• ABOUT THIS TASK: Once you have read the entries, copy all of them exactly.

• ENTRIES PROVIDED:
*** Begin section ***
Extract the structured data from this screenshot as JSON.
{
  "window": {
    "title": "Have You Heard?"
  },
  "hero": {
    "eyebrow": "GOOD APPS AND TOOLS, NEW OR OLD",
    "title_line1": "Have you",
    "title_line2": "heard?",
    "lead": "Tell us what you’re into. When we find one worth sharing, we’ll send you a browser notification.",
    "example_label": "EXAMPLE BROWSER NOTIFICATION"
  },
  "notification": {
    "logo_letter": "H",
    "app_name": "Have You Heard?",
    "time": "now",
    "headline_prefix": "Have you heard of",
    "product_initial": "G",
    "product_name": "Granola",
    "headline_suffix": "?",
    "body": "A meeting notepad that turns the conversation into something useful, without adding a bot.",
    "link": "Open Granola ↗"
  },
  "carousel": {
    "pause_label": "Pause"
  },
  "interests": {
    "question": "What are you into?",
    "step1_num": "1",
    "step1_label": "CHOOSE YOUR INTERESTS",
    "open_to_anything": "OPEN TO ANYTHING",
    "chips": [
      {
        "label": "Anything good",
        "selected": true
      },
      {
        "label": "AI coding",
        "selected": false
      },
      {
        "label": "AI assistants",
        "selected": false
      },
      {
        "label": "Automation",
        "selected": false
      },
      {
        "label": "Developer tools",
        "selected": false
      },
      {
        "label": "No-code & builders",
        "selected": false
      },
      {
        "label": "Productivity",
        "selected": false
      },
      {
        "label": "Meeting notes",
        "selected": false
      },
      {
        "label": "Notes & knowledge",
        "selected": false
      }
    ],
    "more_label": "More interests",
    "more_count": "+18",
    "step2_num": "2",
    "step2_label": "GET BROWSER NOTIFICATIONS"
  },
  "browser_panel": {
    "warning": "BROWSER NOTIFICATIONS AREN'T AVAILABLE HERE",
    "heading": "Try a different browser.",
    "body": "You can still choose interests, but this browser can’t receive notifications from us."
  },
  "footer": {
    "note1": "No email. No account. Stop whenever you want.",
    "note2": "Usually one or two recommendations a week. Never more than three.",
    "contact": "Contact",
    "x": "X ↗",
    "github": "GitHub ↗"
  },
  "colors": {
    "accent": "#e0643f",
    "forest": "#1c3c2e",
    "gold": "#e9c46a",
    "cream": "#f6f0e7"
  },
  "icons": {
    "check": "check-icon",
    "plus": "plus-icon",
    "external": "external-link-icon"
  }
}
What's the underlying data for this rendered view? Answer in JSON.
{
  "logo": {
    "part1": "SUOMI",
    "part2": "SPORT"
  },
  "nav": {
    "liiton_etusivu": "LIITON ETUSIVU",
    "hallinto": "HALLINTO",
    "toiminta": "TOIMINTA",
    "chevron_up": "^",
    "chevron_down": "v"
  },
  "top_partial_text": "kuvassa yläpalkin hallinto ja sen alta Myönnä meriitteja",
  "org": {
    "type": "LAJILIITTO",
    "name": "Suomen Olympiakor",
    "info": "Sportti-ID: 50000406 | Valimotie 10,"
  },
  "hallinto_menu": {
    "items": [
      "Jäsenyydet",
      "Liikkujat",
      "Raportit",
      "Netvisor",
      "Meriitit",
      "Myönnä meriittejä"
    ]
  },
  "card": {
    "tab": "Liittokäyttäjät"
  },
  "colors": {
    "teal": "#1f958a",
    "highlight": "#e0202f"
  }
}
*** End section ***
• EXERCISE RESULT:
Extract the structured data from this screenshot as JSON.
{
  "window": {
    "title": "Have You Heard?"
  },
  "hero": {
    "eyebrow": "GOOD APPS AND TOOLS, NEW OR OLD",
    "title_line1": "Have you",
    "title_line2": "heard?",
    "lead": "Tell us what you’re into. When we find one worth sharing, we’ll send you a browser notification.",
    "example_label": "EXAMPLE BROWSER NOTIFICATION"
  },
  "notification": {
    "logo_letter": "H",
    "app_name": "Have You Heard?",
    "time": "now",
    "headline_prefix": "Have you heard of",
    "product_initial": "G",
    "product_name": "Granola",
    "headline_suffix": "?",
    "body": "A meeting notepad that turns the conversation into something useful, without adding a bot.",
    "link": "Open Granola ↗"
  },
  "carousel": {
    "pause_label": "Pause"
  },
  "interests": {
    "question": "What are you into?",
    "step1_num": "1",
    "step1_label": "CHOOSE YOUR INTERESTS",
    "open_to_anything": "OPEN TO ANYTHING",
    "chips": [
      {
        "label": "Anything good",
        "selected": true
      },
      {
        "label": "AI coding",
        "selected": false
      },
      {
        "label": "AI assistants",
        "selected": false
      },
      {
        "label": "Automation",
        "selected": false
      },
      {
        "label": "Developer tools",
        "selected": false
      },
      {
        "label": "No-code & builders",
        "selected": false
      },
      {
        "label": "Productivity",
        "selected": false
      },
      {
        "label": "Meeting notes",
        "selected": false
      },
      {
        "label": "Notes & knowledge",
        "selected": false
      }
    ],
    "more_label": "More interests",
    "more_count": "+18",
    "step2_num": "2",
    "step2_label": "GET BROWSER NOTIFICATIONS"
  },
  "browser_panel": {
    "warning": "BROWSER NOTIFICATIONS AREN'T AVAILABLE HERE",
    "heading": "Try a different browser.",
    "body": "You can still choose interests, but this browser can’t receive notifications from us."
  },
  "footer": {
    "note1": "No email. No account. Stop whenever you want.",
    "note2": "Usually one or two recommendations a week. Never more than three.",
    "contact": "Contact",
    "x": "X ↗",
    "github": "GitHub ↗"
  },
  "colors": {
    "accent": "#e0643f",
    "forest": "#1c3c2e",
    "gold": "#e9c46a",
    "cream": "#f6f0e7"
  },
  "icons": {
    "check": "check-icon",
    "plus": "plus-icon",
    "external": "external-link-icon"
  }
}
What's the underlying data for this rendered view? Answer in JSON.
{
  "logo": {
    "part1": "SUOMI",
    "part2": "SPORT"
  },
  "nav": {
    "liiton_etusivu": "LIITON ETUSIVU",
    "hallinto": "HALLINTO",
    "toiminta": "TOIMINTA",
    "chevron_up": "^",
    "chevron_down": "v"
  },
  "top_partial_text": "kuvassa yläpalkin hallinto ja sen alta Myönnä meriitteja",
  "org": {
    "type": "LAJILIITTO",
    "name": "Suomen Olympiakor",
    "info": "Sportti-ID: 50000406 | Valimotie 10,"
  },
  "hallinto_menu": {
    "items": [
      "Jäsenyydet",
      "Liikkujat",
      "Raportit",
      "Netvisor",
      "Meriitit",
      "Myönnä meriittejä"
    ]
  },
  "card": {
    "tab": "Liittokäyttäjät"
  },
  "colors": {
    "teal": "#1f958a",
    "highlight": "#e0202f"
  }
}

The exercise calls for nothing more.